According to American Health magazine, more than five million Americans may suffer from low-grade depression that arises during a life trauma and then persists, sometimes for years. While often misdiagnosed, new research shows that proper treatment can yield dramatic results. A major book by the project director of the largest depression study ever conducted.
"synopsis" may belong to another edition of this title.
Hirschfeld (National Institutes for Mental Health) states that "the blues" are a long-lasting, mild form of clinical depression called dysthymic disorder, or DD. He believes that cognitive therapy--changing one's thought and behavior patterns--is the treatment of choice. He discusses in great detail a self-help program based on self-examination and the keeping of lengthy journals. Chapters discussing the concerns of people close to DD sufferers, choosing a therapist, and common medications used are helpful, but not as thorough as the self-help sections. An appendix of outside sources of help and a bibliography of other self-help materials is given. Cognitive therapy is not new; David Burns has covered this ground well in his classic book Feeling Good: The New Mood Therapy ( LJ 7/80), to which Hirschfeld refers often. Recommended for large general psychology collections.
- Barbara Keen, Spokane Community Coll., Wash.
Copyright 1991 Reed Business Information, Inc.

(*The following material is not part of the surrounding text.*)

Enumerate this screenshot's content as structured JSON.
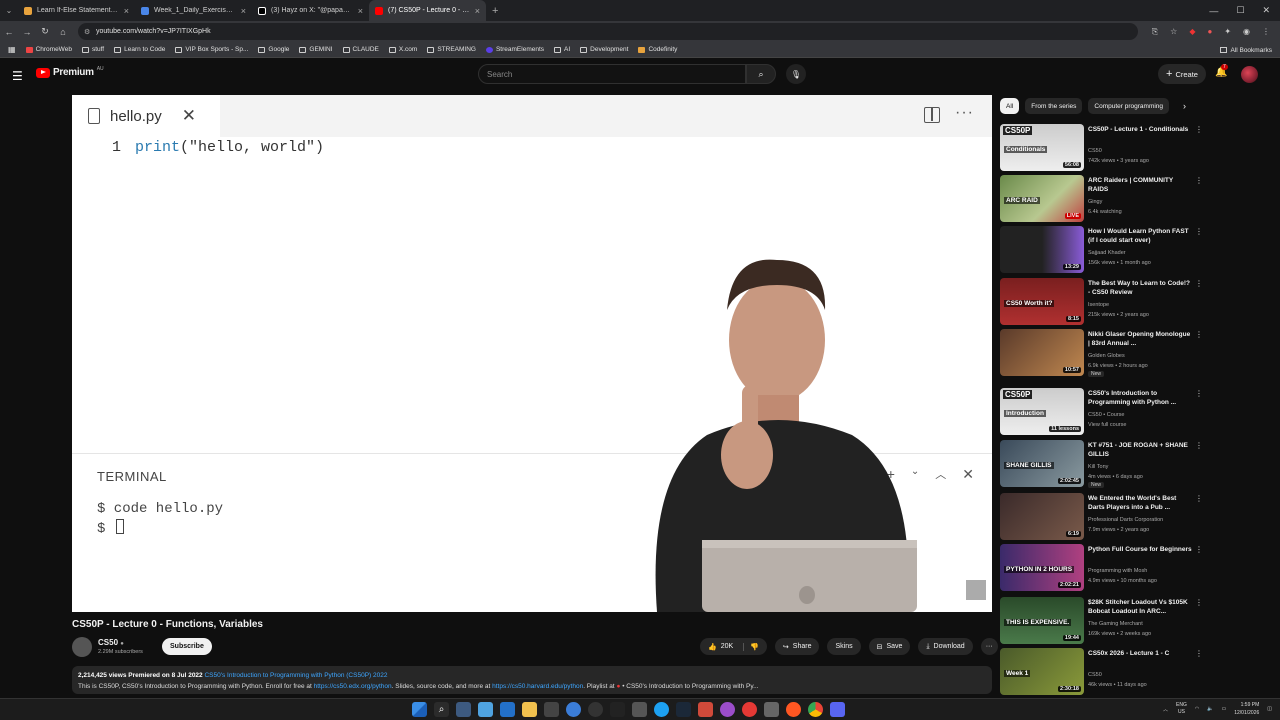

"About this title" may belong to another edition of this title.
Book Description Macmillan Pub Co, 1991. Hardcover. Book Condition: New. Bookseller Inventory # DADAX0025518259
Book Description Macmillan Pub Co, 1991. Hardcover. Book Condition: New. book. Bookseller Inventory # 0025518259
Book Description Macmillan Pub Co, 1991. Hardcover. Book Condition: New. Bookseller Inventory # P110025518259
Book Description Macmillan Pub Co. Hardcover. Book Condition: New. 0025518259 New Condition. Bookseller Inventory # NEW6.0004836